HG: It was also during that time spent in Vancouver that you were able to develop some quietly effective gap to gap power, which is currently a very prominent part of your scouting report. When did you start to work on hitting all over the field? Was it something that you’d been working on since your time in Brooklyn (Joshua’s hometown) or at San Jacinto (where Joshua went to high school)?

JP: It’s actually something I’ve been working on since back in Brooklyn, it was one of the first things my father was on me about – being able to hit to all fields. He would always bring up the best hitters that played the game like Rod Carew and Pete Rose, these great hitters were always able to hit to all fields. Gap to gap, you can go to left field, you can go to right field, down the line, either way, he would always illustrate that the best hitters could hit the ball anywhere. It’s really difficult for a pitcher to be able to pitch to a guy who can hit the ball to all fields.

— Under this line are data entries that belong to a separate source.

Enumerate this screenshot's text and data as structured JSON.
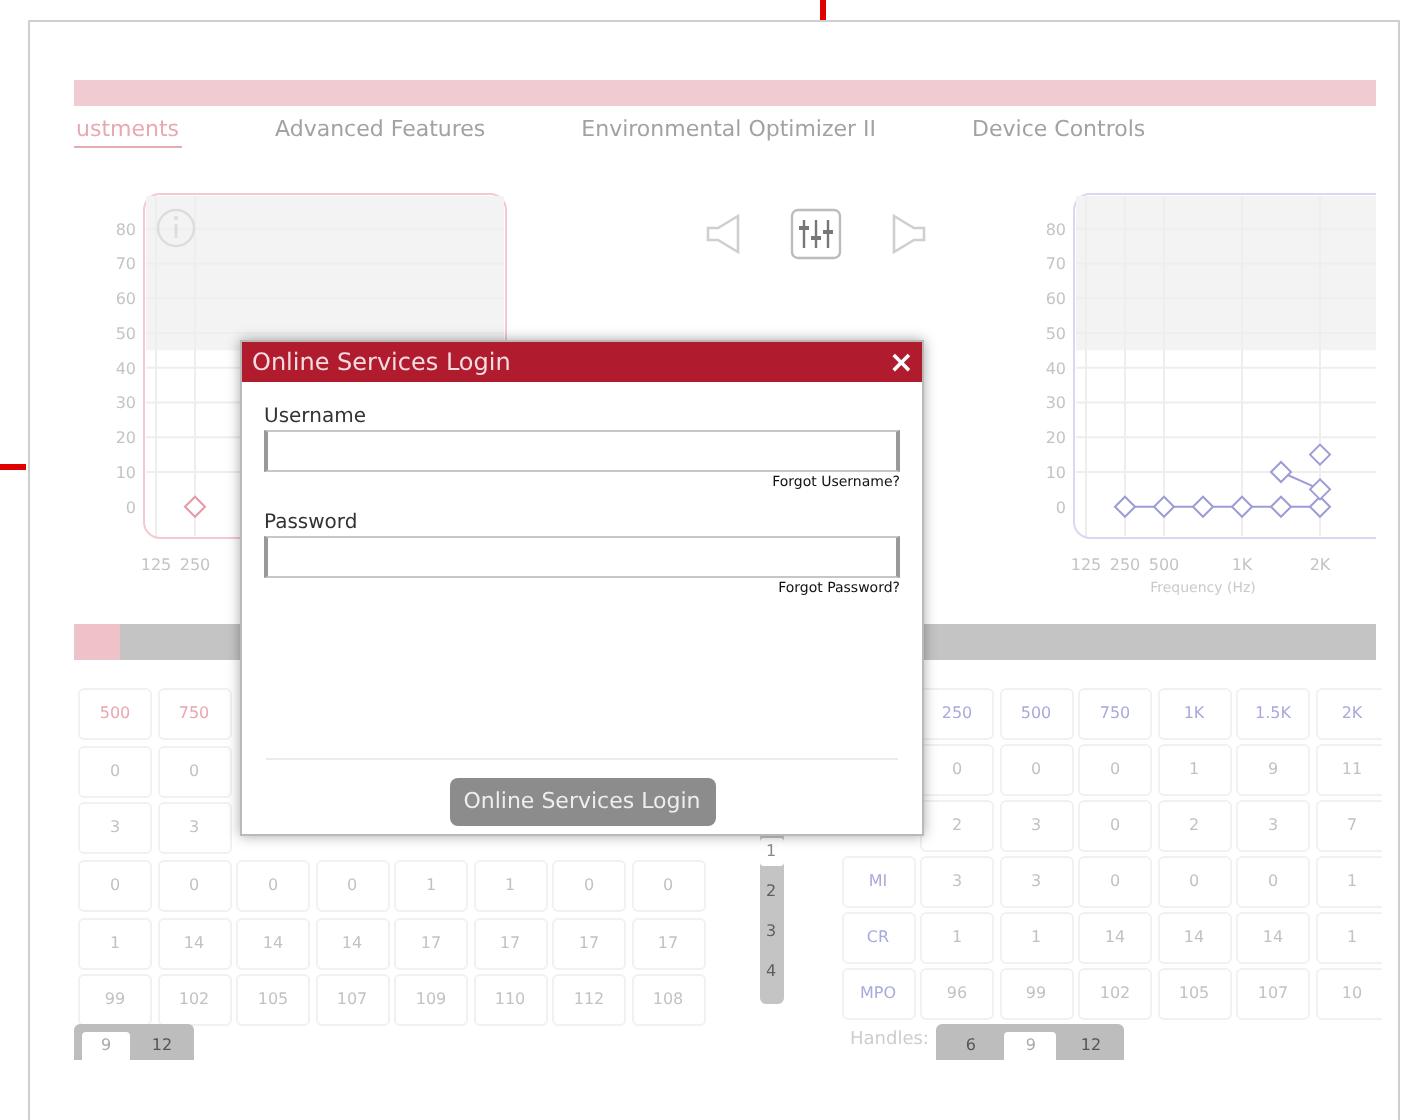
{
  "tabs": [
    {
      "label": "ustments",
      "selected": true
    },
    {
      "label": "Advanced Features",
      "selected": false
    },
    {
      "label": "Environmental Optimizer II",
      "selected": false
    },
    {
      "label": "Device Controls",
      "selected": false
    }
  ],
  "left_chart": {
    "chart_data": {
      "type": "line",
      "grid": true,
      "ylim": [
        -9,
        90
      ],
      "bands": [
        {
          "axis": "y",
          "from": 45,
          "to": 90
        }
      ],
      "categories": [
        "125",
        "250"
      ],
      "yticks": [
        0,
        10,
        20,
        30,
        40,
        50,
        60,
        70,
        80
      ],
      "series": [
        {
          "color": "#e49aa6",
          "marker": "diamond",
          "values": [
            null,
            0
          ]
        }
      ]
    }
  },
  "right_chart": {
    "chart_data": {
      "type": "line",
      "grid": true,
      "ylim": [
        -9,
        90
      ],
      "bands": [
        {
          "axis": "y",
          "from": 45,
          "to": 90
        }
      ],
      "xlabel": "Frequency (Hz)",
      "categories": [
        "125",
        "250",
        "500",
        null,
        "1K",
        null,
        "2K"
      ],
      "yticks": [
        0,
        10,
        20,
        30,
        40,
        50,
        60,
        70,
        80
      ],
      "series": [
        {
          "color": "#9c9cd6",
          "marker": "diamond",
          "values": [
            null,
            0,
            0,
            0,
            0,
            0,
            0
          ]
        },
        {
          "color": "#9c9cd6",
          "marker": "diamond",
          "values": [
            null,
            null,
            null,
            null,
            null,
            10,
            5
          ]
        },
        {
          "color": "#9c9cd6",
          "marker": "diamond",
          "values": [
            null,
            null,
            null,
            null,
            null,
            null,
            15
          ]
        }
      ]
    }
  },
  "left_table": {
    "header": [
      "500",
      "750"
    ],
    "rows": [
      [
        "0",
        "0"
      ],
      [
        "3",
        "3"
      ],
      [
        "0",
        "0",
        "0",
        "0",
        "1",
        "1",
        "0",
        "0"
      ],
      [
        "1",
        "14",
        "14",
        "14",
        "17",
        "17",
        "17",
        "17"
      ],
      [
        "99",
        "102",
        "105",
        "107",
        "109",
        "110",
        "112",
        "108"
      ]
    ]
  },
  "pager": [
    {
      "label": "1",
      "selected": true
    },
    {
      "label": "2",
      "selected": false
    },
    {
      "label": "3",
      "selected": false
    },
    {
      "label": "4",
      "selected": false
    }
  ],
  "right_table": {
    "header": [
      "250",
      "500",
      "750",
      "1K",
      "1.5K",
      "2K"
    ],
    "rows": [
      [
        "",
        "0",
        "0",
        "0",
        "1",
        "9",
        "11"
      ],
      [
        "",
        "2",
        "3",
        "0",
        "2",
        "3",
        "7"
      ],
      [
        "MI",
        "3",
        "3",
        "0",
        "0",
        "0",
        "1"
      ],
      [
        "CR",
        "1",
        "1",
        "14",
        "14",
        "14",
        "1"
      ],
      [
        "MPO",
        "96",
        "99",
        "102",
        "105",
        "107",
        "10"
      ]
    ]
  },
  "left_toggle": [
    {
      "label": "9",
      "selected": true
    },
    {
      "label": "12",
      "selected": false
    }
  ],
  "handles": {
    "label": "Handles:",
    "options": [
      {
        "label": "6",
        "selected": false
      },
      {
        "label": "9",
        "selected": true
      },
      {
        "label": "12",
        "selected": false
      }
    ]
  },
  "dialog": {
    "title": "Online Services Login",
    "close": "×",
    "fields": [
      {
        "label": "Username",
        "link": "Forgot Username?"
      },
      {
        "label": "Password",
        "link": "Forgot Password?"
      }
    ],
    "button": "Online Services Login"
  }
}
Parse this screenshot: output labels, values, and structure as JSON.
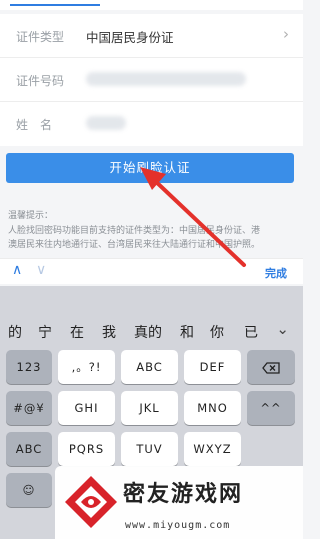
{
  "form": {
    "id_type_label": "证件类型",
    "id_type_value": "中国居民身份证",
    "id_number_label": "证件号码",
    "name_label": "姓　名"
  },
  "start_button_label": "开始刷脸认证",
  "tips": {
    "title": "温馨提示：",
    "line1": "人脸找回密码功能目前支持的证件类型为：中国居民身份证、港",
    "line2": "澳居民来往内地通行证、台湾居民来往大陆通行证和中国护照。"
  },
  "accessory": {
    "up_icon": "chevron-up-icon",
    "down_icon": "chevron-down-icon",
    "done_label": "完成"
  },
  "keyboard": {
    "candidates": [
      "的",
      "宁",
      "在",
      "我",
      "真的",
      "和",
      "你",
      "已"
    ],
    "left_column": [
      "123",
      "#@¥",
      "ABC",
      "☺"
    ],
    "rows": [
      [
        ",。?!",
        "ABC",
        "DEF"
      ],
      [
        "GHI",
        "JKL",
        "MNO"
      ],
      [
        "PQRS",
        "TUV",
        "WXYZ"
      ]
    ],
    "delete_icon": "backspace-icon",
    "caret_key": "^^"
  },
  "watermark": {
    "title": "密友游戏网",
    "url": "www.miyougm.com"
  }
}
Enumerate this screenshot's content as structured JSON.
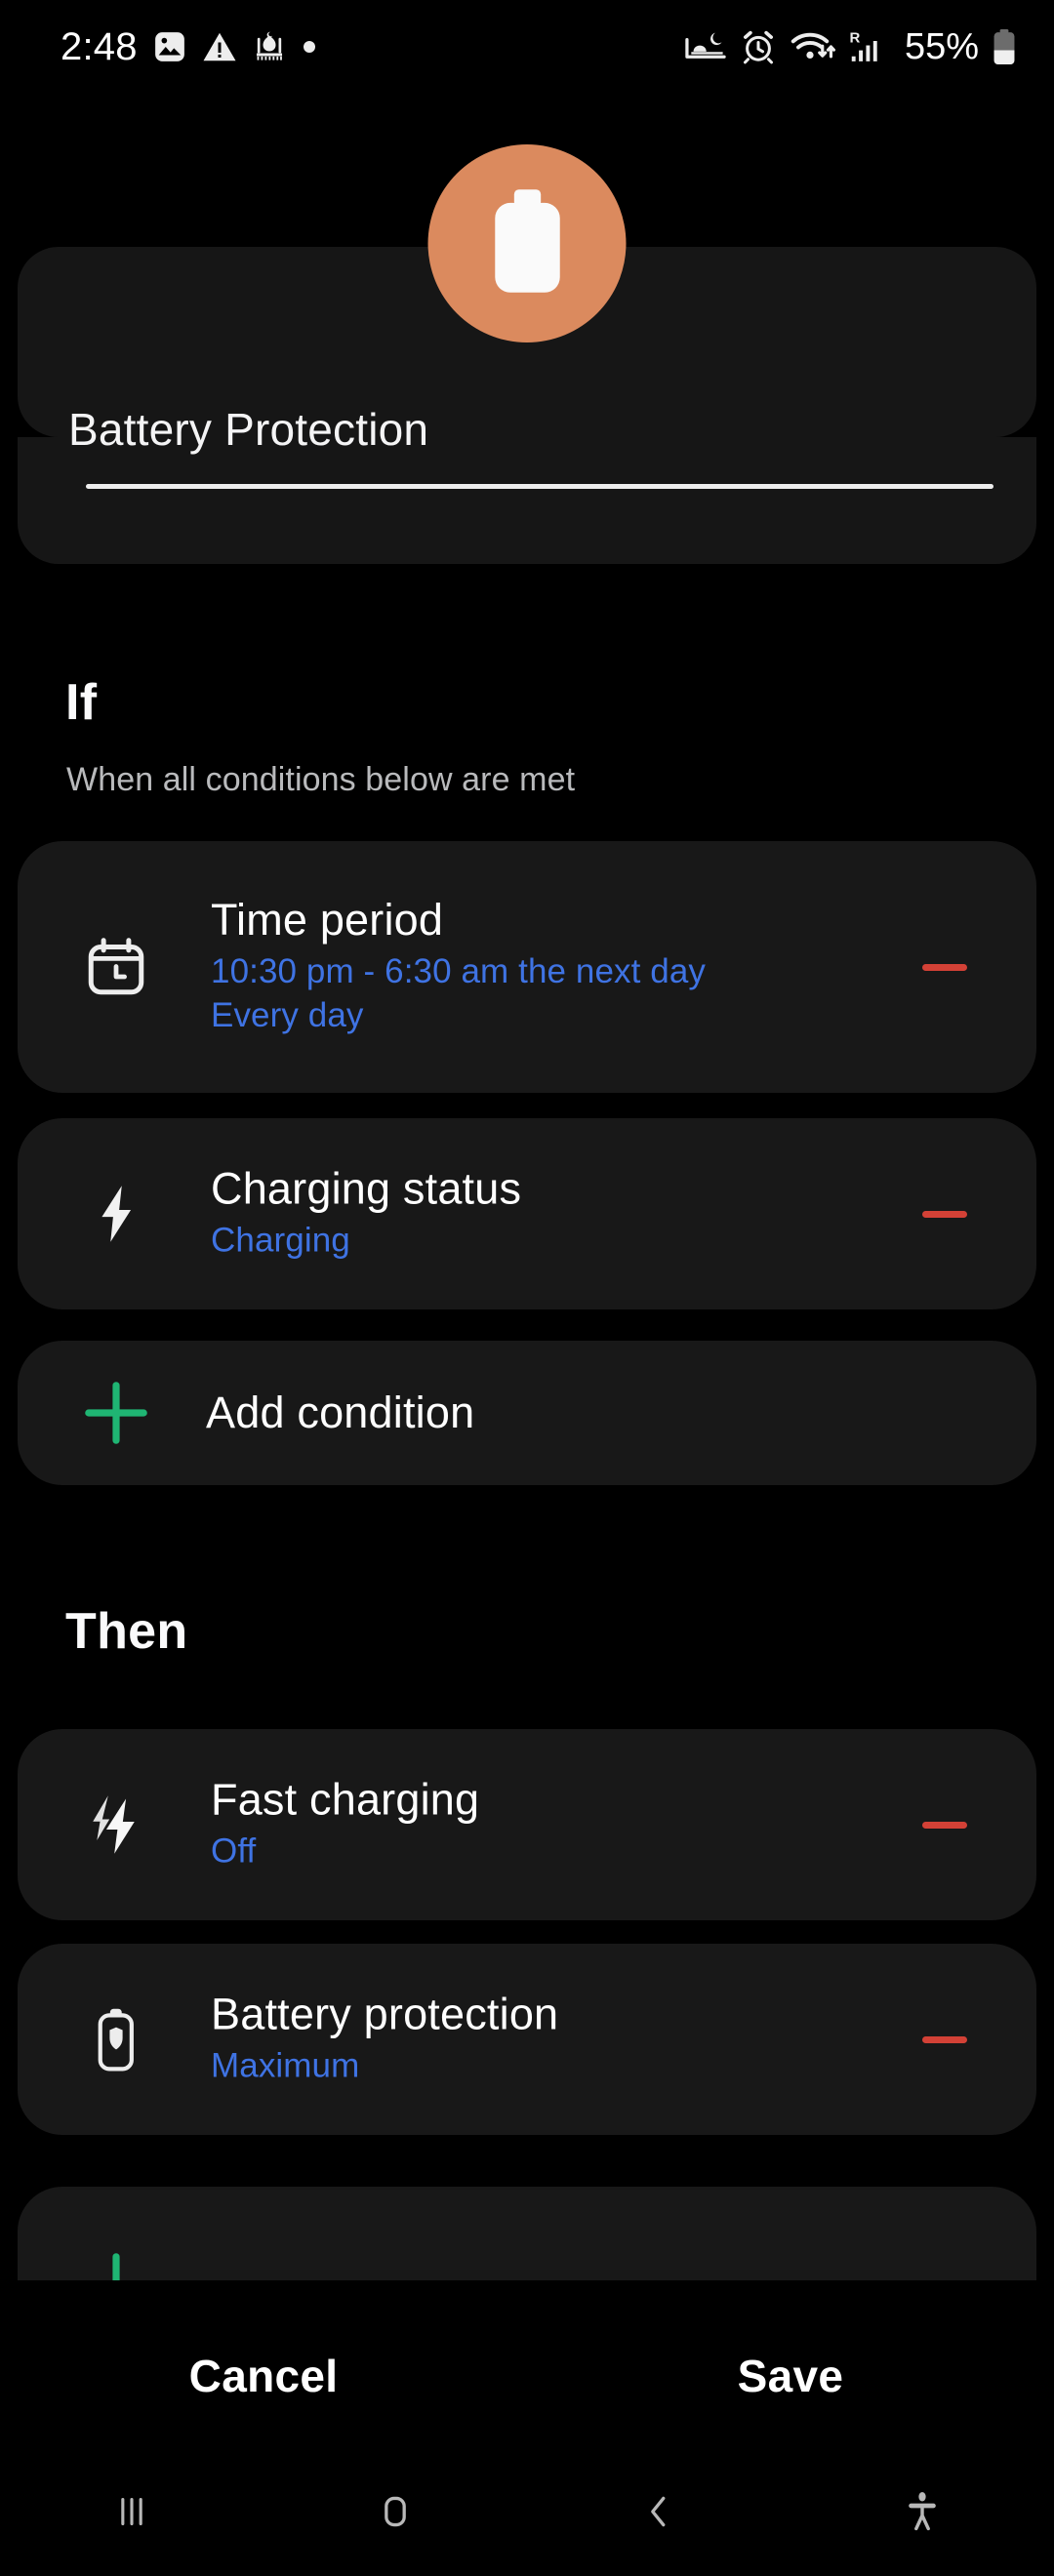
{
  "status_bar": {
    "time": "2:48",
    "battery_percent": "55%",
    "left_icons": [
      "photo-icon",
      "warning-triangle-icon",
      "mosque-icon",
      "dot-icon"
    ],
    "right_icons": [
      "bedtime-icon",
      "alarm-icon",
      "wifi-icon",
      "roaming-signal-icon",
      "battery-icon"
    ]
  },
  "header": {
    "avatar_icon": "battery-icon",
    "avatar_color": "#DB8A5E",
    "title": "Battery Protection"
  },
  "if_section": {
    "heading": "If",
    "subtitle": "When all conditions below are met",
    "conditions": [
      {
        "icon": "calendar-clock-icon",
        "title": "Time period",
        "value_line1": "10:30  pm - 6:30  am the next day",
        "value_line2": "Every day",
        "remove_label": "remove"
      },
      {
        "icon": "bolt-icon",
        "title": "Charging status",
        "value_line1": "Charging",
        "value_line2": "",
        "remove_label": "remove"
      }
    ],
    "add_label": "Add condition",
    "add_icon": "plus-icon"
  },
  "then_section": {
    "heading": "Then",
    "actions": [
      {
        "icon": "double-bolt-icon",
        "title": "Fast charging",
        "value_line1": "Off",
        "value_line2": "",
        "remove_label": "remove"
      },
      {
        "icon": "battery-protection-icon",
        "title": "Battery protection",
        "value_line1": "Maximum",
        "value_line2": "",
        "remove_label": "remove"
      }
    ],
    "add_label": "",
    "add_icon": "plus-icon"
  },
  "footer": {
    "cancel_label": "Cancel",
    "save_label": "Save"
  },
  "nav_bar": {
    "recents_label": "recents-icon",
    "home_label": "home-icon",
    "back_label": "back-icon",
    "accessibility_label": "accessibility-icon"
  },
  "colors": {
    "accent_orange": "#DB8A5E",
    "link_blue": "#3F73E3",
    "remove_red": "#D34136",
    "add_green": "#1FB573",
    "card_bg": "#181818",
    "page_bg": "#000000"
  }
}
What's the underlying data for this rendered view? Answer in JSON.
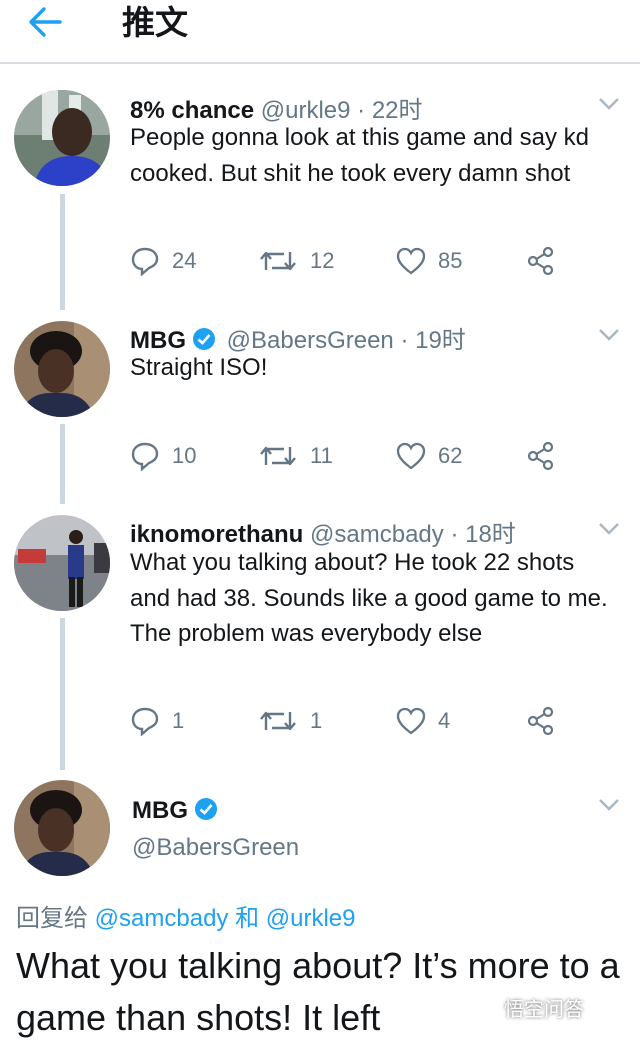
{
  "header": {
    "title": "推文"
  },
  "tweets": [
    {
      "name": "8% chance",
      "handle": "@urkle9",
      "time": "· 22时",
      "text": "People gonna look at this game and say kd cooked. But shit he took every damn shot",
      "replies": "24",
      "retweets": "12",
      "likes": "85"
    },
    {
      "name": "MBG",
      "handle": "@BabersGreen",
      "time": "· 19时",
      "text": "Straight ISO!",
      "replies": "10",
      "retweets": "11",
      "likes": "62"
    },
    {
      "name": "iknomorethanu",
      "handle": "@samcbady",
      "time": "· 18时",
      "text": "What you talking about? He took 22 shots and had 38. Sounds like a good game to me. The problem was everybody else",
      "replies": "1",
      "retweets": "1",
      "likes": "4"
    }
  ],
  "main_tweet": {
    "name": "MBG",
    "handle": "@BabersGreen",
    "replying_prefix": "回复给",
    "reply_to_1": "@samcbady",
    "reply_and": "和",
    "reply_to_2": "@urkle9",
    "text": "What you talking about? It’s more to a game than shots! It left"
  },
  "watermark": "悟空问答",
  "colors": {
    "accent": "#1da1f2",
    "muted": "#657786",
    "line": "#ccd6dd"
  }
}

HG: Speaking of Brooklyn and San Jacinto, you put up some video game numbers as a senior in New York, .667 average, six doubles… was that a difficult transition for you, moving from the Big Apple to the Lone Star state?

JP: It was an extremely difficult transition, but thankfully I had a lot of help from my Uncle and my father, and a lot of knowledge from their experiences playing professional baseball *. Going to the Lone Star state, there’s a lot of great pitchers, guys throw a lot harder, it is one of the best pitching states I’ve seen thus far and just everyday working and having the will to want to get better helped me transition to that type of baseball.

* Note: Joshua’s uncle, Rey Palacios, was a catcher who spent three years in the major leagues for the Kansas City Royals. His father, Richard, spent time in the Detroit Tigers minor league system.

Stay tuned for Part 2 of this interview, which includes a more detailed account of Joshua’s progression through the Blue Jays minor league system, and his goals for the rest of this season.

Next: Blue Jays face an important nine-game stretch in May